This will answer the following three questions: what do I think the perception of distance learning will be in the future, how will I be a proponent for improving societal perceptions of distance learning, and how will I be a positive force for continuous improvement in the field of distance learning. Love it or hate it, distance learning is here to stay. Out of necessity, organizations and educational institutions have had to improve their virtual learning and work environments since 2020 in response to the social distancing practices that suddenly pushed learning to online environments. I don’t feel that I need to be a proponent of proving the worth of distance learning. The worth of distance learning has proven itself to be worth the bottom line of companies and educational institutions. In order to be a positive force in the improvement of distance learning, I will follow research-based best practices for creating design moving forward.
The perceptions of distance learning in the future

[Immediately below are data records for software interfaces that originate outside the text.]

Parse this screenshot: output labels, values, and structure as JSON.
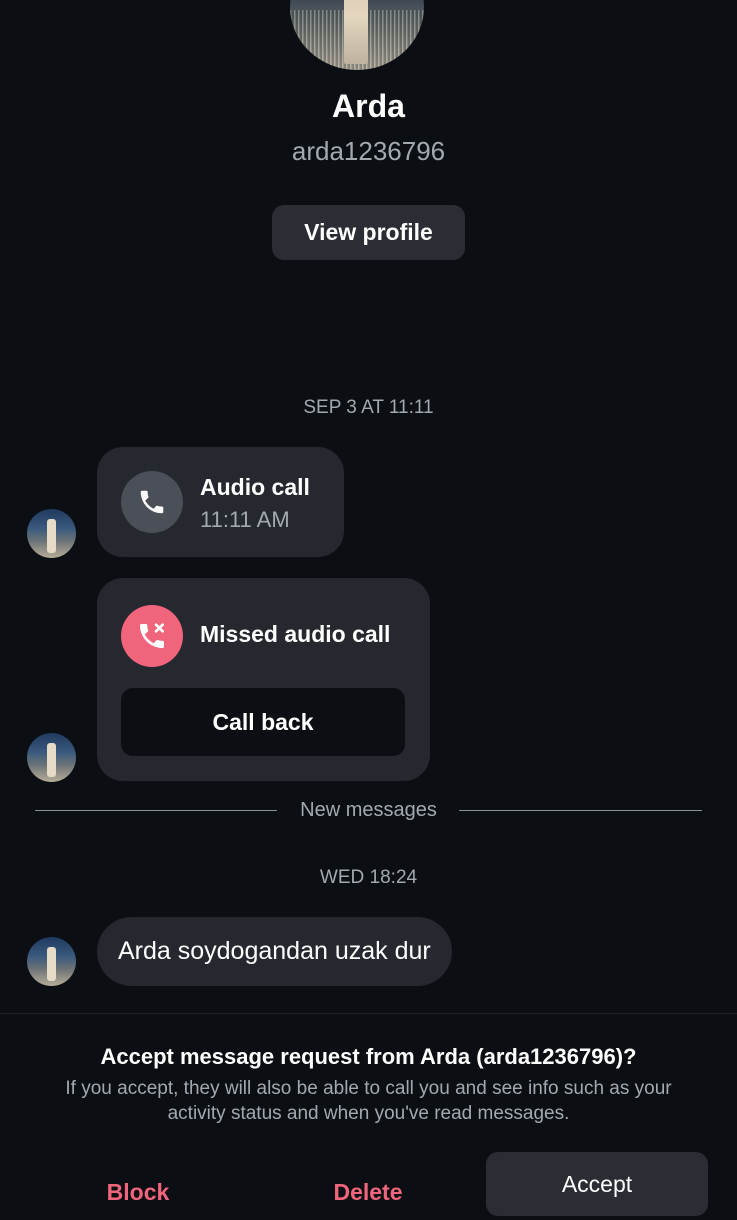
{
  "profile": {
    "name": "Arda",
    "username": "arda1236796",
    "view_profile_label": "View profile"
  },
  "conversation": {
    "timestamp_1": "SEP 3 AT 11:11",
    "audio_call": {
      "title": "Audio call",
      "time": "11:11 AM"
    },
    "missed_call": {
      "title": "Missed audio call",
      "call_back_label": "Call back"
    },
    "new_messages_label": "New messages",
    "timestamp_2": "WED 18:24",
    "message_text": "Arda soydogandan uzak dur"
  },
  "request": {
    "title": "Accept message request from Arda (arda1236796)?",
    "info": "If you accept, they will also be able to call you and see info such as your activity status and when you've read messages.",
    "block_label": "Block",
    "delete_label": "Delete",
    "accept_label": "Accept"
  },
  "colors": {
    "background": "#0b0e12",
    "bubble": "#25282e",
    "accent_red": "#f0657c",
    "muted_text": "#a4a8b0"
  },
  "icons": {
    "audio_call": "phone-icon",
    "missed_call": "missed-call-icon"
  }
}
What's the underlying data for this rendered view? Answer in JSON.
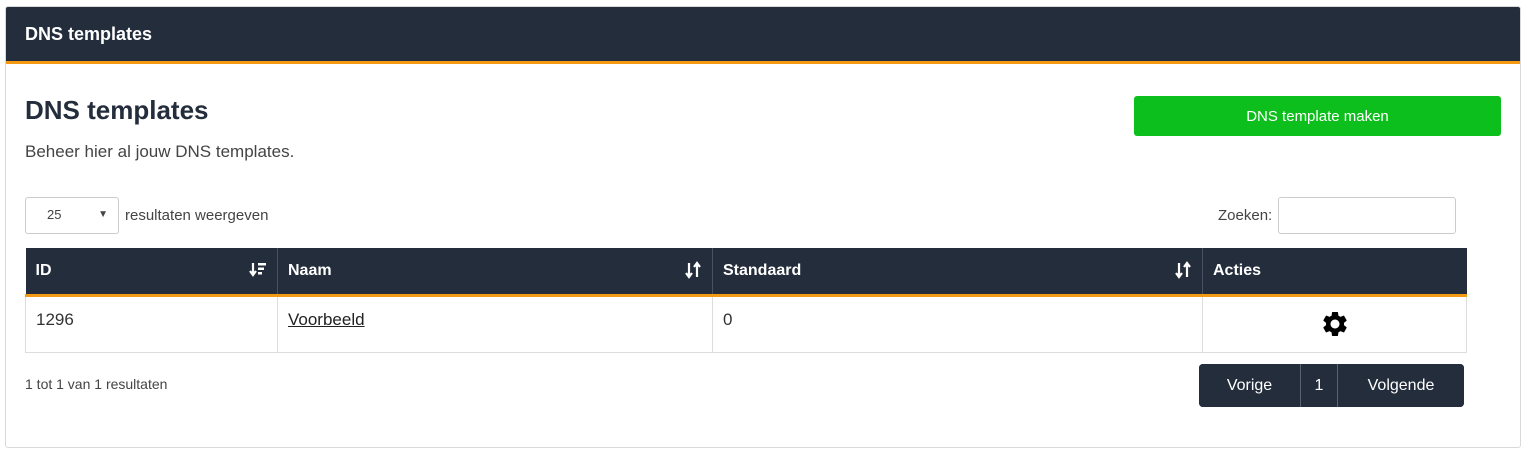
{
  "header": {
    "title": "DNS templates"
  },
  "main": {
    "title": "DNS templates",
    "description": "Beheer hier al jouw DNS templates.",
    "create_button": "DNS template maken"
  },
  "controls": {
    "length_value": "25",
    "length_label": "resultaten weergeven",
    "search_label": "Zoeken:",
    "search_value": ""
  },
  "table": {
    "columns": [
      "ID",
      "Naam",
      "Standaard",
      "Acties"
    ],
    "rows": [
      {
        "id": "1296",
        "name": "Voorbeeld",
        "standard": "0",
        "action_icon": "gear-icon"
      }
    ]
  },
  "footer": {
    "info": "1 tot 1 van 1 resultaten",
    "prev": "Vorige",
    "page": "1",
    "next": "Volgende"
  },
  "colors": {
    "header_bg": "#242d3c",
    "accent": "#f39a12",
    "create_button": "#0dbf1c"
  }
}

Love it or hate it, distance learning is a permanent fixture in learning environments at work and in educational institutions. Because of the COVID 19 Pandemic beginning in 2020, society was hastily immersed into a virtual work and learning world. Elementary, middle school, and junior high, universities, and work settings had to quickly adapt to using video conferencing and learning software. Many teachers and learning professionals were not adequately trained to provide online instruction using these tools. Also, many learning professionals, students, and employees had a difficult time with the sudden shift to a virtual environment. Motivation, focus, accountability, and peer-to-peer connection were initially lacking in many of the learning environments at the start of the pandemic.

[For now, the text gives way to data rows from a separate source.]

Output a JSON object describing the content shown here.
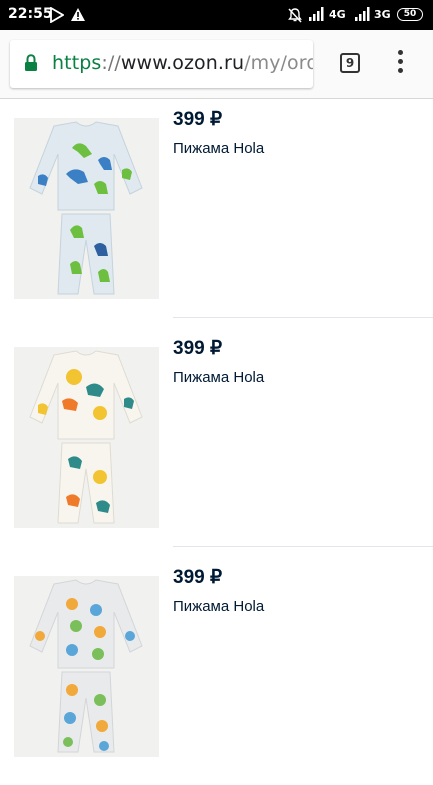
{
  "status_bar": {
    "time": "22:55",
    "network_1": "4G",
    "network_2": "3G",
    "battery": "50"
  },
  "browser": {
    "url_scheme": "https",
    "url_sep": "://",
    "url_host": "www.ozon.ru",
    "url_path": "/my/orde",
    "tab_count": "9",
    "icons": [
      "lock-icon",
      "tab-switcher-icon",
      "overflow-menu-icon"
    ]
  },
  "products": [
    {
      "price": "399 ₽",
      "name": "Пижама Hola",
      "print": "dinosaurs",
      "colors": [
        "#6dbf3f",
        "#3b7fc4",
        "#2e5f9e"
      ]
    },
    {
      "price": "399 ₽",
      "name": "Пижама Hola",
      "print": "chameleons",
      "colors": [
        "#f2c431",
        "#2f8a8a",
        "#ef7a2a"
      ]
    },
    {
      "price": "399 ₽",
      "name": "Пижама Hola",
      "print": "animals",
      "colors": [
        "#f0a93a",
        "#5aa6d8",
        "#7bbf5a"
      ]
    }
  ]
}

Over the last two years, learning professionals and educational institutions have evolved with the need for online instruction. Now, at the time of this article, universities and work learning environments have adapted more hybrid or blended learning approaches. Teachers and trainers have had to become more comfortable and proficient at engaging learners online. This means that they have had to become more tech-savvy and creative with software and authoring tools. The proliferation of information and communications technology requires a variety of additional teaching skills and competencies that have to be developed by learning professionals over and above subject matter knowledge, in order to be effective and efficient (Naidu, 2014). The traditional routine of instruction consisting of lecture, papers, tests, and quizzes are not sufficient for engagement in a virtual environment. Effective instruction requires instructors to not be just subject matter experts but also facilitators and mentors (Walden). Instructors need to be skilled at facilitating achromous discussion. This involves posting engaging questions relevant to the content, while also monitoring and responding to posts made by students. As a mentor, instructors need to vigilant foster an online community by assigning group work and encouraging communication among students (Walden).

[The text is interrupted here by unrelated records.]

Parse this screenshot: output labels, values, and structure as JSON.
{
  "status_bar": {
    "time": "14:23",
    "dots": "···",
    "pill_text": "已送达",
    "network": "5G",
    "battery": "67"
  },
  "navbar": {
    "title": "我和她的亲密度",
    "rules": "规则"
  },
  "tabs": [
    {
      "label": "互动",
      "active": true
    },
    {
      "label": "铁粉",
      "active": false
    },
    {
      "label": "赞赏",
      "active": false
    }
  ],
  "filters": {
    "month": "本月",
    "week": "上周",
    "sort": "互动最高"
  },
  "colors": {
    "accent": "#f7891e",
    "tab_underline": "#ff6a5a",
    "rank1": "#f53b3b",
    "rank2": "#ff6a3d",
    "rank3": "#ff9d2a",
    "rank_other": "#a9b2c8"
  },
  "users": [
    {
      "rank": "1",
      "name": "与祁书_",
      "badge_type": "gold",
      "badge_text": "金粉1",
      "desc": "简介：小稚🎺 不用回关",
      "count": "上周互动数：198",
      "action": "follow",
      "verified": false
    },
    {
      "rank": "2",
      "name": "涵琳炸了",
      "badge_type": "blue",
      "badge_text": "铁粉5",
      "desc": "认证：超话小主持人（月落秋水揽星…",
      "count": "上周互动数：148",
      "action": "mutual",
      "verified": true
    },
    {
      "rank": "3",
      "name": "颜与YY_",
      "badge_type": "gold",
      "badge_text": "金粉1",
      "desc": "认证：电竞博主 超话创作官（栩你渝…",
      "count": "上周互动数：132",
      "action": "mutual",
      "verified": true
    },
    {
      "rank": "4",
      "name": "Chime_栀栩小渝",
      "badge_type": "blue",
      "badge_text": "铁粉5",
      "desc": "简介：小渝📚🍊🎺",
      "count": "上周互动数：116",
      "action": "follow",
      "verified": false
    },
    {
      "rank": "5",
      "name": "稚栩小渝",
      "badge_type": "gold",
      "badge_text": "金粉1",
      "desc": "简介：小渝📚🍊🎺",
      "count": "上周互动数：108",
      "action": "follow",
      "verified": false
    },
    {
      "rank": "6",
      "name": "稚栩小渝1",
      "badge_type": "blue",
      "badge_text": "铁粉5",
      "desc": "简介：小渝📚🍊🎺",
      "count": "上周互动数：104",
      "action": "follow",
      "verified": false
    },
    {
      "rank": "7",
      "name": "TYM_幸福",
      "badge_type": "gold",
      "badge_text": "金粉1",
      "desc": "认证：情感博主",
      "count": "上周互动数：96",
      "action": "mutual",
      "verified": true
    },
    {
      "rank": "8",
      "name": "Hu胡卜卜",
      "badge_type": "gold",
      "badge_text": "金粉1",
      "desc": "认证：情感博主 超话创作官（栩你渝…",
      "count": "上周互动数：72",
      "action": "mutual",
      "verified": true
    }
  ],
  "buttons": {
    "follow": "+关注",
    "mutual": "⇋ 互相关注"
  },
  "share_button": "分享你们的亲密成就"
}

Distance learning has and will continue to be tolerated by some and more accepted by others. Newer generations feel more at home in virtual work and learning environments. This new generation of learners will not see the distinction between brick-and-mortar and online/distance learning the way older generations see it. Work environments typically have a curriculum that is hybrid in nature, offering both online and in-person, synchronous, and asynchronous instruction. As time lapses from when virtual learning and telework environments did not exist, newer generations of students and employees will see distance virtual learning/work environments as normal. Online learning will continue to become more normal over time. Some will prefer face-to-face instruction, and some will prefer online instruction.
I don’t feel that I need to be a proponent of distance learning to prove its worth. Even before the pandemic, companies have been recognizing the benefits of virtual training and education over the last two years. Online learning can be cheaper, more adaptable, more flexible, and can reach a wider audience (Morrison et al., 2019). More and more companies are now using learning management systems and are hiring instructional designers. There is a wide market for people who are trying to juggle family and work responsibilities and need online education options. Although I don’t intend to necessarily work as an instructional designer full-time any time soon, I will make sure to highlight my master of instructional design and use the theory and experience therein to improve instruction in my current work with the Veterans Administration. I will utilize information from the works of Piskurich (2015), Mayer (2022), Simonson (2019), and others from the field of instructional design.
Mayer, R. E., & Fiorella, L. (2022). The Cambridge Handbook of Multimedia Learning. Cambridge University Press.
Naidu, S. (2014). Looking back, looking forward: the invention and reinvention of distance education. Distance Education, 35(3), 263-270.
Morrison, G. R., Ross, S., Morrison, J. R., & Kalman, H. K. (2019). Designing effective instruction. Wiley.
Piskurich, G. M. (2015). Rapid instructional design: Learning Id fast and right, 3rd edition. John Wiley & Sons.
Simonson, M., Zvacek, S., & Smaldino, S. (2019). Teaching and learning at a distance: Foundations of distance education (7th ed.) Information Age Publishing.
Walden University, LLC. (Producer). (n.d.). Distance education: The next generation [Video file]. Retrieved from https://class.waldenu.edu